Educator-turned volunteer organizer and charitable fundraiser Vera Martin is adding a new honor to past recognitions with a Golden Deeds award.
The Golden Deeds, now in its 72nd year, is an award bestowed annually to a local philanthropist by the Inter-Civic Council and The Advocate.
The council made the decision Tuesday to honor Martin.
Martin is perhaps best known as the founding organizer of the Broadmoor High School annual Arts and Crafts Fair, which began in 1973. She served as the director of the fair for more than 30 years and along the way it has become one of the largest craft shows in Louisiana.
At the time, Martin was a guidance counselor at the high school. She recalled attending another fair and thought why not have one at the high school.
She approached her principal and asked when would be a good time.
“He said, ‘Between football and basketball,’ ” she recalled him saying. “It turns out November is a perfect time to have a fair.”
A veteran educator, Martin spent 36 years in education first as a high school home economics teacher, and later as a guidance counselor.
A native of Mora, a small town west of Alexandria, Martin graduated from Northwestern State University in Natchitoches.
After school, she moved first to Opelousas for a few years, before moving to Baton Rouge when her husband, now deceased, was transferred to the Capital City.
Her interest in arts and crafts began when she was looking for things to do with her home economics classes.
Her walls at home are filled with arts and crafts items she’s collected through the years.
“Everything in my home is by someone I know personally,” she said with pride.
Her success with the Broadmoor High fair didn’t go unnoticed.
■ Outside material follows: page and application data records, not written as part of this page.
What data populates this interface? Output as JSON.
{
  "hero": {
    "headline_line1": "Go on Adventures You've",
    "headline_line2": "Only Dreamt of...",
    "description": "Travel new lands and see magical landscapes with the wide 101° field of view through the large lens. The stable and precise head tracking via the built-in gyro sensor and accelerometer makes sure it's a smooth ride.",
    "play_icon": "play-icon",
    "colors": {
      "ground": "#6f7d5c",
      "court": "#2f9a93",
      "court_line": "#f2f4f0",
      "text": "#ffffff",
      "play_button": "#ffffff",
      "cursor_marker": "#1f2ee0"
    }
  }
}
She remembers being approached by the American Red Cross.
She soon was holding arts-and-crafts-themed fundraisers for that organization at the now closed Bon Marché mall.
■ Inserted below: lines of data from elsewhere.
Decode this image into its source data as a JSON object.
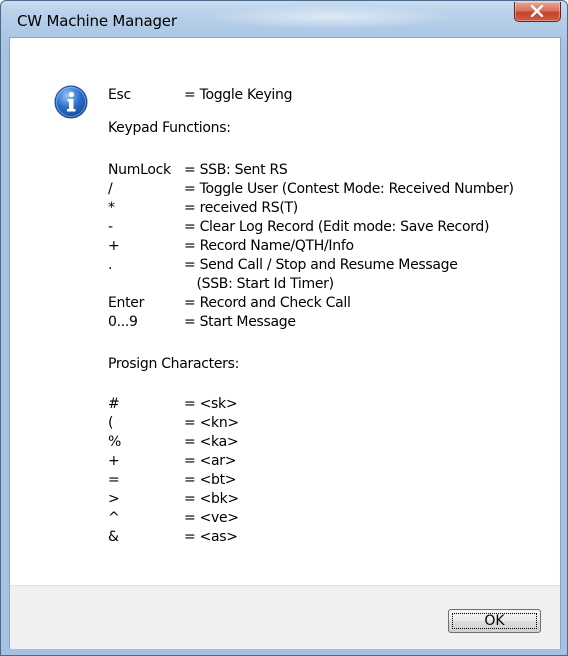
{
  "window": {
    "title": "CW Machine Manager"
  },
  "icons": {
    "info": "info-icon",
    "close": "close-icon"
  },
  "message": {
    "esc_row": {
      "key": "Esc",
      "desc": "= Toggle Keying"
    },
    "keypad_heading": "Keypad Functions:",
    "keypad_rows": [
      {
        "key": "NumLock",
        "desc": "= SSB: Sent RS"
      },
      {
        "key": "/",
        "desc": "= Toggle User (Contest Mode: Received Number)"
      },
      {
        "key": "*",
        "desc": "= received RS(T)"
      },
      {
        "key": "-",
        "desc": "= Clear Log Record (Edit mode: Save Record)"
      },
      {
        "key": "+",
        "desc": "= Record Name/QTH/Info"
      },
      {
        "key": ".",
        "desc": "= Send Call / Stop and Resume Message"
      },
      {
        "key": "",
        "desc": "   (SSB: Start Id Timer)"
      },
      {
        "key": "Enter",
        "desc": "= Record and Check Call"
      },
      {
        "key": "0...9",
        "desc": "= Start Message"
      }
    ],
    "prosign_heading": "Prosign Characters:",
    "prosign_rows": [
      {
        "key": "#",
        "desc": "= <sk>"
      },
      {
        "key": "(",
        "desc": "= <kn>"
      },
      {
        "key": "%",
        "desc": "= <ka>"
      },
      {
        "key": "+",
        "desc": "= <ar>"
      },
      {
        "key": "=",
        "desc": "= <bt>"
      },
      {
        "key": ">",
        "desc": "= <bk>"
      },
      {
        "key": "^",
        "desc": "= <ve>"
      },
      {
        "key": "&",
        "desc": "= <as>"
      }
    ]
  },
  "buttons": {
    "ok_label": "OK"
  },
  "colors": {
    "title_bar": "#b9d1ea",
    "close_button": "#c4442c",
    "info_icon": "#2a6fc9",
    "footer": "#f0f0f0"
  }
}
“My claim to fame is raising money for others,” she said. “I never ask for myself.”
She’s served on the board and organized fundraising garage sales for Cajun Clickers, which helps individuals learn and use technology.
She’s raised money for years for the choir at Parkview Baptist Church, her church, and conducted fundraising craft shows for the YMCA/Jewish Community Center in New Orleans and Luling Elementary School in St. Charles Parish, among others.
Her work with Friendship Force of Baton Rouge has allowed her to have an impact around the world, even to the mountains of Costa Rica.
The international organization fosters friendships worldwide, a cause for which she’s raised money and supplies.
Her most recent work is with Esther House, where women released from prison can get a new start on life, and with Brave Heart-Children In Need Inc., an organization that assists abused and neglected children, giving out thousands of Christmas gift bags each year.
In the case of Brave Heart, a former student persuaded her to take on a greater role than she planned.
She’s often, though, the one firmly coaxing people to help more than they intended. It’s not always that hard.
“Lots of time, they say, ‘I’m retired and I’m bored,’ and I say, ‘I have a job you’ll love,’ ” she said.
She credits her mother for her own giving nature. It comes naturally to her.
“If you’re fortunate enough to have things, you should give. That’s why I give,” she said. “It makes you feel good. You get a lot from helping others.”
Martin will be honored in a banquet at 7:30 p.m. Nov. 12 at the Crowne Plaza Hotel, 4728 Constitution Ave.
To purchase tickets, call Inter-Civic Council treasurer Liz Pav at (225) 343-8874. Tickets will be $50 each.